**What to work on**
Search the material and gather each line with "UserDaoImpl" in it.
Entries supplied Start Marker
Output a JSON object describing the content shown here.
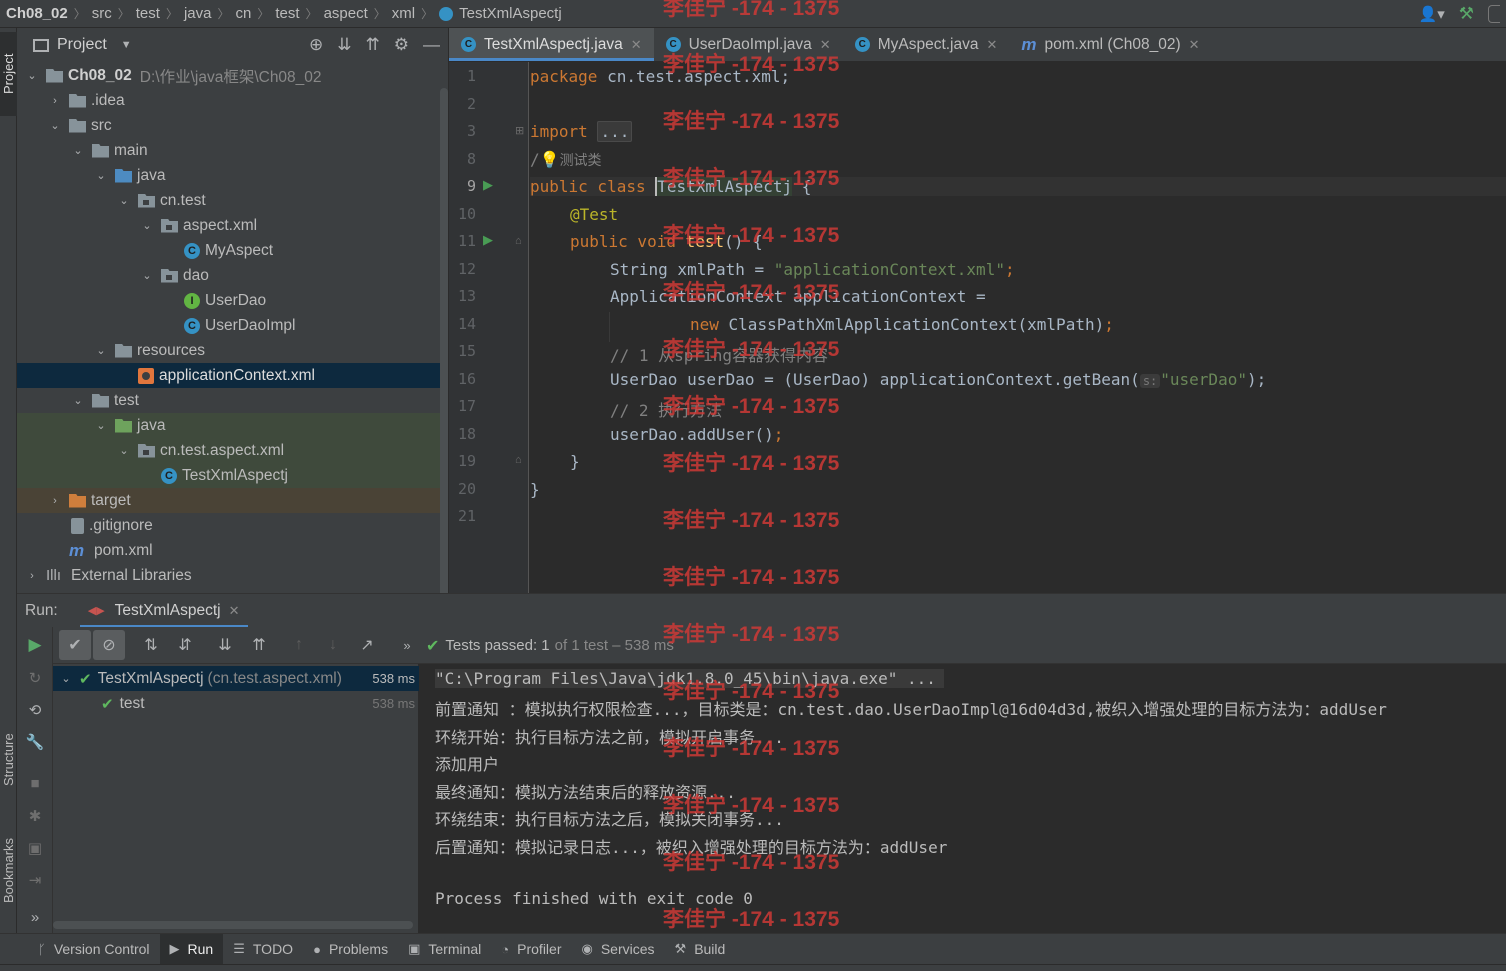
{
  "breadcrumb": {
    "items": [
      "Ch08_02",
      "src",
      "test",
      "java",
      "cn",
      "test",
      "aspect",
      "xml"
    ],
    "file": "TestXmlAspectj"
  },
  "side_labels": {
    "project": "Project",
    "structure": "Structure",
    "bookmarks": "Bookmarks"
  },
  "project_panel": {
    "title": "Project",
    "root": {
      "name": "Ch08_02",
      "path": "D:\\作业\\java框架\\Ch08_02"
    },
    "items": [
      ".idea",
      "src",
      "main",
      "java",
      "cn.test",
      "aspect.xml",
      "MyAspect",
      "dao",
      "UserDao",
      "UserDaoImpl",
      "resources",
      "applicationContext.xml",
      "test",
      "java",
      "cn.test.aspect.xml",
      "TestXmlAspectj",
      "target",
      ".gitignore",
      "pom.xml",
      "External Libraries"
    ]
  },
  "editor_tabs": [
    "TestXmlAspectj.java",
    "UserDaoImpl.java",
    "MyAspect.java",
    "pom.xml (Ch08_02)"
  ],
  "editor": {
    "line_numbers": [
      "1",
      "2",
      "3",
      "8",
      "9",
      "10",
      "11",
      "12",
      "13",
      "14",
      "15",
      "16",
      "17",
      "18",
      "19",
      "20",
      "21"
    ],
    "pkg_kw": "package",
    "pkg_name": "cn.test.aspect.xml;",
    "import_kw": "import",
    "import_fold": "...",
    "doc_prefix": "/",
    "doc_text": "测试类",
    "class_kw": "public class",
    "class_name": "TestXmlAspectj",
    "class_brace": "{",
    "ann": "@Test",
    "method_kw": "public void",
    "method_name": "test",
    "method_rest": "() {",
    "l12_type": "String xmlPath = ",
    "l12_str": "\"applicationContext.xml\"",
    "l12_end": ";",
    "l13": "ApplicationContext applicationContext =",
    "l14_kw": "new",
    "l14_rest": " ClassPathXmlApplicationContext(xmlPath)",
    "l14_end": ";",
    "l15_cm": "// 1 从spring容器获得内容",
    "l16_pre": "UserDao userDao = (UserDao) applicationContext.getBean(",
    "l16_hint": "s:",
    "l16_str": "\"userDao\"",
    "l16_end": ");",
    "l17_cm": "// 2 执行方法",
    "l18": "userDao.addUser()",
    "l18_end": ";",
    "l19": "}",
    "l20": "}"
  },
  "run_panel": {
    "label": "Run:",
    "tab": "TestXmlAspectj",
    "status": {
      "prefix": "Tests passed:",
      "count": "1",
      "suffix": "of 1 test – 538 ms"
    },
    "tree": [
      {
        "name": "TestXmlAspectj",
        "detail": "(cn.test.aspect.xml)",
        "time": "538 ms"
      },
      {
        "name": "test",
        "detail": "",
        "time": "538 ms"
      }
    ],
    "console": [
      "\"C:\\Program Files\\Java\\jdk1.8.0_45\\bin\\java.exe\" ...",
      "前置通知 ：模拟执行权限检查...，目标类是：cn.test.dao.UserDaoImpl@16d04d3d,被织入增强处理的目标方法为：addUser",
      "环绕开始：执行目标方法之前，模拟开启事务...",
      "添加用户",
      "最终通知：模拟方法结束后的释放资源...",
      "环绕结束：执行目标方法之后，模拟关闭事务...",
      "后置通知：模拟记录日志...，被织入增强处理的目标方法为：addUser",
      "",
      "Process finished with exit code 0"
    ]
  },
  "bottom_tools": [
    "Version Control",
    "Run",
    "TODO",
    "Problems",
    "Terminal",
    "Profiler",
    "Services",
    "Build"
  ],
  "watermark": "李佳宁 -174 - 1375",
  "colors": {
    "accent": "#4a88c7",
    "passed": "#5fb85f",
    "watermark": "#d43a37",
    "keyword": "#cc7832",
    "string": "#6a8759"
  }
}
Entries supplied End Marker
**Solution to this exercise**
      "UserDaoImpl",
    "UserDaoImpl.java",
      "前置通知 ：模拟执行权限检查...，目标类是：cn.test.dao.UserDaoImpl@16d04d3d,被织入增强处理的目标方法为：addUser",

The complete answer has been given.